## Problem description
In the records that follow, show each line where the word "兴宁区教育局" is present.

*** Data for this exercise Section Begins ***

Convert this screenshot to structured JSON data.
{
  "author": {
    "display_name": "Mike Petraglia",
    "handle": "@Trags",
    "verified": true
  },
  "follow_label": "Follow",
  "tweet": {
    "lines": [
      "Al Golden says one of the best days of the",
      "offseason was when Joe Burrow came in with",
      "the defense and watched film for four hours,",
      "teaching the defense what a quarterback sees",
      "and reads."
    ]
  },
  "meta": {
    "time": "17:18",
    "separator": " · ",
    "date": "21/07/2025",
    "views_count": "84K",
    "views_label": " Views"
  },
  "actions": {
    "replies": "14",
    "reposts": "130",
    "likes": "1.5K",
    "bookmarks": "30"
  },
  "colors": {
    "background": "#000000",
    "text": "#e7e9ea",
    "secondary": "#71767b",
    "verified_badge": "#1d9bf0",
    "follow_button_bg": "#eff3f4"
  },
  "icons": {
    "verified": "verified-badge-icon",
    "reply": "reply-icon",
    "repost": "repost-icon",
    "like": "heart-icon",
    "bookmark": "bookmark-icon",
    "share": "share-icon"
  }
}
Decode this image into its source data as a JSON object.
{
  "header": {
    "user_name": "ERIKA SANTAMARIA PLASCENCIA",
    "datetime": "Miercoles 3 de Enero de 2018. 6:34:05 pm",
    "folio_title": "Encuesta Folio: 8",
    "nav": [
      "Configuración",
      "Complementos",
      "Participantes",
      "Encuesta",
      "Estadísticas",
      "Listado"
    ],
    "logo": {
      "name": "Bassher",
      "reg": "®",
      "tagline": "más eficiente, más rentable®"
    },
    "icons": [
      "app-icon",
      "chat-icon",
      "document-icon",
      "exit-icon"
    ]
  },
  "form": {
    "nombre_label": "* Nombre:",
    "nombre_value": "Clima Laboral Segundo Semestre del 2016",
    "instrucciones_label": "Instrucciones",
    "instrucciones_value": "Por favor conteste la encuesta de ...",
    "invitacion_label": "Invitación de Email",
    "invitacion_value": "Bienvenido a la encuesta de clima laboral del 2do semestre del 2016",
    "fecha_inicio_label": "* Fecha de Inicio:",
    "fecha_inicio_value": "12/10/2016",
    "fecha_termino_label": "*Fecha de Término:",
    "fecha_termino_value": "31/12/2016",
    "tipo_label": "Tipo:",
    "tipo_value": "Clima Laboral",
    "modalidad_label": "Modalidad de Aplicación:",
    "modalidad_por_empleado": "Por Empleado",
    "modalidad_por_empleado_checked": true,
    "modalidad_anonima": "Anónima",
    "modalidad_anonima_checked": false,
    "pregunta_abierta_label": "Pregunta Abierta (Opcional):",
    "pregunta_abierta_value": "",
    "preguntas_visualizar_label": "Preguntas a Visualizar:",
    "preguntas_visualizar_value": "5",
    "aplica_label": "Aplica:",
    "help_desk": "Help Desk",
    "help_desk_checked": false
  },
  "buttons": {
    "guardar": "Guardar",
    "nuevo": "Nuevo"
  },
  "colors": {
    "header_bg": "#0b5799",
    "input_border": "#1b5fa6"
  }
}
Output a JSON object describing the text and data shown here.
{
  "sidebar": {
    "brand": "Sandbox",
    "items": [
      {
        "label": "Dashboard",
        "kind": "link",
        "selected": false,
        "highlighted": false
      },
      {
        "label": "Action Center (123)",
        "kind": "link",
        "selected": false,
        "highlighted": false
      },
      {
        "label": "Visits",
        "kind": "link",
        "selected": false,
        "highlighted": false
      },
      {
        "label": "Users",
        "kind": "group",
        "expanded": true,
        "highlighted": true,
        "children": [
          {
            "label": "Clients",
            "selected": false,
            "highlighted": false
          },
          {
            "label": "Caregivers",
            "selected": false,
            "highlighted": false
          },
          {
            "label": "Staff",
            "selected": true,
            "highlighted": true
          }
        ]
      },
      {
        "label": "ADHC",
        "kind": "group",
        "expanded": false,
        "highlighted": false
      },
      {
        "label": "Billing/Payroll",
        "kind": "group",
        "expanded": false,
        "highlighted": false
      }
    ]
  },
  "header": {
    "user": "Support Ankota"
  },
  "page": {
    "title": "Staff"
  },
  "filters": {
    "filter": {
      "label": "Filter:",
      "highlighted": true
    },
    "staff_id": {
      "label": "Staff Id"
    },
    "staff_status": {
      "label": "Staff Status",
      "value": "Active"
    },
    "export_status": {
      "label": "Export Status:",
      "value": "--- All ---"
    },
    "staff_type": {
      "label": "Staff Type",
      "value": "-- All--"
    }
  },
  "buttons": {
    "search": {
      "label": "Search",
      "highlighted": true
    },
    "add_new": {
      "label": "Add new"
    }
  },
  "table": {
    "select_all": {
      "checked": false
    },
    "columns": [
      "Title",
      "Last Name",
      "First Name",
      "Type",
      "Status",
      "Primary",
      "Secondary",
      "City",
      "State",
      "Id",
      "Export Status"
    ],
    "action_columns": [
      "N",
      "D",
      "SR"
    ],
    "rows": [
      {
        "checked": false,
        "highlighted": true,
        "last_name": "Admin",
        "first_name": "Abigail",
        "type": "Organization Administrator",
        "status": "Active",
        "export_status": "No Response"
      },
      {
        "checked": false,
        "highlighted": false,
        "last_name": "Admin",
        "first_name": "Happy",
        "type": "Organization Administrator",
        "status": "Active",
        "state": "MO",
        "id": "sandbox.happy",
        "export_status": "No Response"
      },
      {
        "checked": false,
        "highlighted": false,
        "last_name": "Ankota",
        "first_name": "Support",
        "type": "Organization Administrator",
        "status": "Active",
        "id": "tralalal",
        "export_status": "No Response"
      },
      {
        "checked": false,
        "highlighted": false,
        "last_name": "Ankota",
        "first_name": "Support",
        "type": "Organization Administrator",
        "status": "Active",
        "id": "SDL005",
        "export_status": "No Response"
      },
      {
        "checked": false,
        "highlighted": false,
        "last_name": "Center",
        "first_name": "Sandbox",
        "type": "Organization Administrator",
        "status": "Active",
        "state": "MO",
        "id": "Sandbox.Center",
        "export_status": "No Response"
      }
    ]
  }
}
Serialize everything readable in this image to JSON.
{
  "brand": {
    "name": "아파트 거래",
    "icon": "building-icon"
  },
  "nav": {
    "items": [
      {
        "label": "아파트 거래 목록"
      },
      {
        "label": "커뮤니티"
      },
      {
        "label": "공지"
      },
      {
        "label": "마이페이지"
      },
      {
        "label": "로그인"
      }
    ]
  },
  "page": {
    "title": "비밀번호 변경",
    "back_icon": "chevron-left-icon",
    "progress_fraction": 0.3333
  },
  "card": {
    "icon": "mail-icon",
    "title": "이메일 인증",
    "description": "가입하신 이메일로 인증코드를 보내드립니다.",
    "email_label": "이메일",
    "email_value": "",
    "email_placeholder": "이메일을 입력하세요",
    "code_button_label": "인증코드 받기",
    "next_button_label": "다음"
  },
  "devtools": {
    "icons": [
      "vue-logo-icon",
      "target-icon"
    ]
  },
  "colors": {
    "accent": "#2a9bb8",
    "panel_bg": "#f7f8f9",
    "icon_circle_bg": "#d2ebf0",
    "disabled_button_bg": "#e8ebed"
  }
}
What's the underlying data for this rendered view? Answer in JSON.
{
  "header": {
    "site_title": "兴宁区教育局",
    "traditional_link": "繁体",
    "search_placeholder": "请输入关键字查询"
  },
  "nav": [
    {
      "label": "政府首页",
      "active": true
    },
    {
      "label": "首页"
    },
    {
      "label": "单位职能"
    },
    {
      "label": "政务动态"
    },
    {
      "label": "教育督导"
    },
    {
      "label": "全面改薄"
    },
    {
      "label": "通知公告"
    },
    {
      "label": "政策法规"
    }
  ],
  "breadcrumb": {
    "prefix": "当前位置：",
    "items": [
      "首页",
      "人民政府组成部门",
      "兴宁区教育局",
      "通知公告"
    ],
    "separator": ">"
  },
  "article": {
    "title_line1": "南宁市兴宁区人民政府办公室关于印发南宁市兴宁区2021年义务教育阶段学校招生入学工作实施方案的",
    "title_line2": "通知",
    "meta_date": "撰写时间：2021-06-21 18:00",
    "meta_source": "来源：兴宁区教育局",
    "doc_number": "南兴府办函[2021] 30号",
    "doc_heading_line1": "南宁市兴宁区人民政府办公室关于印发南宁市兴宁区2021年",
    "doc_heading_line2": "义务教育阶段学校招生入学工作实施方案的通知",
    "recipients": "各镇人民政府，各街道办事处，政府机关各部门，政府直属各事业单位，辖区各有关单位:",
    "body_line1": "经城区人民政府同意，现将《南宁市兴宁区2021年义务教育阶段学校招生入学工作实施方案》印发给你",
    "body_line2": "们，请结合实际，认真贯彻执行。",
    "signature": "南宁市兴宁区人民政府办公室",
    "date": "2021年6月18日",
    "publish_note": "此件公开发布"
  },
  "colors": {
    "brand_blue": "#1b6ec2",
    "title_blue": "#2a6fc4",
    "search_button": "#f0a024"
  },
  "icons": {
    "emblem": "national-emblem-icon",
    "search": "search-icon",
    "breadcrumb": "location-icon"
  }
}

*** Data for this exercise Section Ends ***

## Task answer
    "site_title": "兴宁区教育局",
      "兴宁区教育局",
    "meta_source": "来源：兴宁区教育局",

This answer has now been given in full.